Summary: “Mercy triumphs over judgment” is one of the most important declarations in all of scripture-- both for our own salvation, and in how we reflect God’s love for a fallen world.
Mercy Triumphs Over Judgment
(Read Mark 1:40-45)
Spiros Zodhiates was a Greek scholar and Christian leader who told of once preaching on the love of God to a leprosy colony in India. Their members were so moved by his message that they came forward to embrace him afterwards. He said that was a moment of truth for him, whether to receive their hugs or to protect himself. He chose to receive their embrace and trust that God would honor his decision, whatever its consequences. I heard him speak soon after that experience, while he was still waiting to see whether he had been infected. Thankfully, he escaped that fate. But I’ve always remembered the great risk he took for the sake of love.
“Filled with compassion,” Jesus reached out his hand and touched the man. “I am willing” to heal you, he said. Leprosy was, of course, one of the most dreaded diseases of that time, and still is today, for that matter, in places like India, which has 60% of the world’s new cases. Hear what the Law in Leviticus commanded of lepers in Israel: “The person with such an infectious disease must wear torn clothes, let his hair be unkempt, cover the lower part of his face, and cry out, ‘Unclean! Unclean!’ As long as he has the infection, he remains unclean. He must live alone; he must live outside the camp” (Leviticus 13:45-46). It would be hard to imagine living a more stigmatized life.
Think about it: torn clothes and ungroomed hair (to convey their sickly status), a cloth over the nose and mouth, always warning others by announcing their unclean condition, and banished from any family or normal social connections. And that’s even aside from all the gruesome deformities and horrific disability that come with leprosy by the wasting of extremities (hands, feet, nose and ears), as well as skin ulcers, nerve damage and muscle weakness. And if all of that wasn’t enough, in much of the conventional thinking at the time, leprosy was also considered God’s judgment for that person’s sins, adding yet another terrible layer of shame and misery.
“Jesus, filled with compassion, reached out his hand and touched the man.” Notice that he didn’t keep a safe distance when he healed him. We’re told by Luke that the man was on his knees “with his face to the ground,” (his forehead touching the ground)—meaning that Jesus would easily have been able to avoid touching him, but “he reached out his hand and touched him,” something he would have had to bend over to do.
That’s a key detail we shouldn’t overlook. To touch a leper brought contamination under the Law of Moses. This was never done. Jesus himself would now be considered unclean and was also exposing himself to contracting leprosy. But his compassion prevailed over everything else: over the Law, over his personal safety, and over any social judgments. And so many of Jesus’ healings were done that way, through personal touch: using spit and mud to heal a blind man, putting his fingers into the ears and spitting on the tongue of a deaf and mute man, and taking Jairus’ daughter by the hand to raise her from the dead. He valued the importance of touch. He wasn’t aloof or removed from common humanity like many of the religious elite in Israel, but his ministry was one of very real contact and closeness with those he healed. His love and compassion drew him close to those in need.

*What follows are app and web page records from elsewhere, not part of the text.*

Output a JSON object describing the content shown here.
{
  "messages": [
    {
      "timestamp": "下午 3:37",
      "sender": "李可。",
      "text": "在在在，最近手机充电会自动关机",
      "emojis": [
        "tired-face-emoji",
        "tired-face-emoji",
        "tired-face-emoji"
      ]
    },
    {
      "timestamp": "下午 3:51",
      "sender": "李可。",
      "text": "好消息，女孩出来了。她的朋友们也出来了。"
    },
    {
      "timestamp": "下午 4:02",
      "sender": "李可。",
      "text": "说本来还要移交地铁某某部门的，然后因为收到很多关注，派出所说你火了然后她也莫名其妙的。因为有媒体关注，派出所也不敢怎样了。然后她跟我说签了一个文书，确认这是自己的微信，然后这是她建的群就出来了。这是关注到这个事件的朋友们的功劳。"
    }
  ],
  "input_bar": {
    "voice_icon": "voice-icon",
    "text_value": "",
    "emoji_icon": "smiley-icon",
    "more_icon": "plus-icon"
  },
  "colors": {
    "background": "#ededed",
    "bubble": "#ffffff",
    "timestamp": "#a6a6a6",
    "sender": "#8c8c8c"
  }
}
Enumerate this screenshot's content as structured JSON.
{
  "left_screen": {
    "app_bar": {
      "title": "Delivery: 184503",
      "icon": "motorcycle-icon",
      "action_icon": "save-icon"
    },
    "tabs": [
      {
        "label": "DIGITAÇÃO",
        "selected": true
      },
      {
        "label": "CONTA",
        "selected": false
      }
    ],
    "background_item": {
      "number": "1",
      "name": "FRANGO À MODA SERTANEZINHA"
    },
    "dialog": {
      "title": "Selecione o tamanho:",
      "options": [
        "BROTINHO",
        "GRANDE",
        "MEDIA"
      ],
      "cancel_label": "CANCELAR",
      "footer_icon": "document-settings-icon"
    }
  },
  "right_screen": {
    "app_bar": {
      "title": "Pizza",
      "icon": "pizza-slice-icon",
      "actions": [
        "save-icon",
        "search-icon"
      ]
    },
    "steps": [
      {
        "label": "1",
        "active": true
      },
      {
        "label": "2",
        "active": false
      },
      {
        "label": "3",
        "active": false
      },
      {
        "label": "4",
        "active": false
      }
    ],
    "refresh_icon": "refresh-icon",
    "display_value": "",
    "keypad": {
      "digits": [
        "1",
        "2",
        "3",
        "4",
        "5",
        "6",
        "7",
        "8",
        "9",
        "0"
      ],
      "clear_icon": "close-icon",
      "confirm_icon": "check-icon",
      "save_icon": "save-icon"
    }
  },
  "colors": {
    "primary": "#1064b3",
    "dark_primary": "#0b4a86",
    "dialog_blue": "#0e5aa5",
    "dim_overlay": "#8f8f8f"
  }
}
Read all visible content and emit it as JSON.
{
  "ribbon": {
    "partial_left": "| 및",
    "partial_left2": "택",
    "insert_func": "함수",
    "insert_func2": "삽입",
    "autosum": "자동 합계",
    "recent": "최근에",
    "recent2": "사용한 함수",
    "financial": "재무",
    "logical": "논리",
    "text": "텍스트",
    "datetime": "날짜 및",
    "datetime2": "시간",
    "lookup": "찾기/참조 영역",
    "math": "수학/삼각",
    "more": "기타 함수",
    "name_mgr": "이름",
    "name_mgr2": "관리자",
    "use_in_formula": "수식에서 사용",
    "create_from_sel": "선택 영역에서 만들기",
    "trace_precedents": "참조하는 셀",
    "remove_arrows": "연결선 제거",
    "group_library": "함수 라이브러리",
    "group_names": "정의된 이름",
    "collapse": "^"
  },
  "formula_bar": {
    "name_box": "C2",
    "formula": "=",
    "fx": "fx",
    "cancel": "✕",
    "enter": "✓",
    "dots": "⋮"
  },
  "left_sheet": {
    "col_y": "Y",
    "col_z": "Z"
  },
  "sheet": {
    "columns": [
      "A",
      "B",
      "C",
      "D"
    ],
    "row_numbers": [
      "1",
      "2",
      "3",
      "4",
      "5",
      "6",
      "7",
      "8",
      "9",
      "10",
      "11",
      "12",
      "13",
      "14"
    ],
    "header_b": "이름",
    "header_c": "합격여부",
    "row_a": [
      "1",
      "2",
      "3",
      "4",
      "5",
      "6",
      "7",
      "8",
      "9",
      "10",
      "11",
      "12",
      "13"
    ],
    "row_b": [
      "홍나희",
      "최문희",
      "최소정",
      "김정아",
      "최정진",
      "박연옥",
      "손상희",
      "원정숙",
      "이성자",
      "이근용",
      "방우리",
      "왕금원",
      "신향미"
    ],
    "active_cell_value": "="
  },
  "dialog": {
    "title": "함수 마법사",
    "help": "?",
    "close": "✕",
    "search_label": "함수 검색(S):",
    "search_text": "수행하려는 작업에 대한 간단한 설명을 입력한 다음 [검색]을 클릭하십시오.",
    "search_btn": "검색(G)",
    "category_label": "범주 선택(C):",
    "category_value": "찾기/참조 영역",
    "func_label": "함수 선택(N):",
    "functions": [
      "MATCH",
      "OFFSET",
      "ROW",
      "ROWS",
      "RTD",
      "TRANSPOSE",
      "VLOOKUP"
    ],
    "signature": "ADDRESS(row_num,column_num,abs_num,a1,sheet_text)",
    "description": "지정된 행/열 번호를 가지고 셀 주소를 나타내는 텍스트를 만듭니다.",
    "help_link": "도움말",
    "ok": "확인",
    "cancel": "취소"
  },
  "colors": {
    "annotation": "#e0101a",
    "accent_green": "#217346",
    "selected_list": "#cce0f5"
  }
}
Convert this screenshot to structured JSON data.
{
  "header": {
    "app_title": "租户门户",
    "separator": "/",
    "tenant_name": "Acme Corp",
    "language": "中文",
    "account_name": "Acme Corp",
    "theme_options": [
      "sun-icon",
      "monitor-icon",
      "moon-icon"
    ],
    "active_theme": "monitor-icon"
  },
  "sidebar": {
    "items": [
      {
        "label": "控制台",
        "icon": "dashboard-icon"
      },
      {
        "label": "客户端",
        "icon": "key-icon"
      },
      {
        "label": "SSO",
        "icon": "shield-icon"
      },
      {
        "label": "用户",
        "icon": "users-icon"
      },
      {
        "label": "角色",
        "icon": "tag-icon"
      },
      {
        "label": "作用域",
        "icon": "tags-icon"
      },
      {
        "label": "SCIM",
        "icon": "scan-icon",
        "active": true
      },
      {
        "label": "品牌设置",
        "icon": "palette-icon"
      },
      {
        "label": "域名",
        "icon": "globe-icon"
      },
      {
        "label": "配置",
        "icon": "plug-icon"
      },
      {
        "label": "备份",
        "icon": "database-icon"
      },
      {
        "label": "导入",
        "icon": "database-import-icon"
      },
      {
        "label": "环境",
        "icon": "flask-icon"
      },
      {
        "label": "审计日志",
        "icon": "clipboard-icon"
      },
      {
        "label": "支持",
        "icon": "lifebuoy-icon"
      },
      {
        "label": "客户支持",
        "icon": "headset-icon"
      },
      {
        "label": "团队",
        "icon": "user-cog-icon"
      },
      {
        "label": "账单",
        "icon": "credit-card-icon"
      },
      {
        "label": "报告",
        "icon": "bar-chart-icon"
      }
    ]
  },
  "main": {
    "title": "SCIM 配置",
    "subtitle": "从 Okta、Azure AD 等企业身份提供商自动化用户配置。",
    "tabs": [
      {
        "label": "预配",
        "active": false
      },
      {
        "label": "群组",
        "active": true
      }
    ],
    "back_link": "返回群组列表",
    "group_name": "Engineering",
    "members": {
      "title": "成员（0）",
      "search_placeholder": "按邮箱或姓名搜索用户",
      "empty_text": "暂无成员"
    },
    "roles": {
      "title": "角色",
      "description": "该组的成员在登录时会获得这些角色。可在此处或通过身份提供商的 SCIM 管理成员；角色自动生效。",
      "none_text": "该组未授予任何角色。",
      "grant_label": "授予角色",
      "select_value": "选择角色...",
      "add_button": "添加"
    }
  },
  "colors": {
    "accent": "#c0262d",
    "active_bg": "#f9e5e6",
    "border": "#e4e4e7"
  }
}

Did you ever stop to think about what kind of reputation Jesus would have had, associating with prostitutes and the greedy, traitorous tax collectors, and no doubt others from the dregs of society who were all attracted to his compassionate, wide-open embrace of mercy? He loved them, first and foremost, by going to them “to seek and to save the lost,” and by receiving them whenever they came to him--even eating with “sinners” and touching lepers, knowing it would provoke a powerful, judgmental reaction. And it certainly did, as we see throughout the Gospels by the reaction of the scribes and Pharisees.
Human nature being what it is, it isn’t hard to imagine the kind of gossip there would have been about how Jesus seemed to prefer the company of fallen women and all sorts of other unsavory characters. How could he be the Messiah, “a glutton and a drunk, a friend of tax collectors and sinners!” (Mt. 11:19). And who were his worst critics? The self-righteous religious leaders, who cared more about their respectability than loving those who need love the most.
A woman tells of an awakening in her life that humbled her to see the outcasts of the world through the eyes of Christ’s compassion:
We were the only family with children in the restaurant. I sat Erik in a high chair and noticed everyone was quietly eating and talking. Suddenly, Erik squealed with glee and said, “Hi there!” He pounded his fat baby hands on the high chair tray. His eyes were crinkled in laughter and his mouth was bared in a toothless grin, as he wriggled with excitement.